Collected data entries
________

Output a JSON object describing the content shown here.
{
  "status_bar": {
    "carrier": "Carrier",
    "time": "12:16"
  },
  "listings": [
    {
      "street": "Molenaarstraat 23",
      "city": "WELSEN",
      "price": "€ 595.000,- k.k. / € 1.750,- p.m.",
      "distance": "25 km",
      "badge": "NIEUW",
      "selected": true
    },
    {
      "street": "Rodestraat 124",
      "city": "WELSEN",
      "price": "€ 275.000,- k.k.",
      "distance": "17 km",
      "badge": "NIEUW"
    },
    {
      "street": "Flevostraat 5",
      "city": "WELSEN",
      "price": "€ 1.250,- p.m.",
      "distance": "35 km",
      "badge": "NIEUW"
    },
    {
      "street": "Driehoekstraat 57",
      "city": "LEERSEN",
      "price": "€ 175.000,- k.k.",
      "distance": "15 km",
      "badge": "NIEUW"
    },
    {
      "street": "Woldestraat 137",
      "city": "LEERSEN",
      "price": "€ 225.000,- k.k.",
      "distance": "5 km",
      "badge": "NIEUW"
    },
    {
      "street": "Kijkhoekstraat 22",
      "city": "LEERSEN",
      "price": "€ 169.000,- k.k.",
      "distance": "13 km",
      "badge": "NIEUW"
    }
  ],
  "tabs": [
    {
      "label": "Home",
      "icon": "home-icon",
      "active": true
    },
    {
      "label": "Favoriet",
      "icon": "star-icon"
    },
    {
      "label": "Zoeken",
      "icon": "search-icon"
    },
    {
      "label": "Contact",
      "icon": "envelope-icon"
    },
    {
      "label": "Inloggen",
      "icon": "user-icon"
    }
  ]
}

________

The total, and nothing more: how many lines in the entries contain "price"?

## Written response
6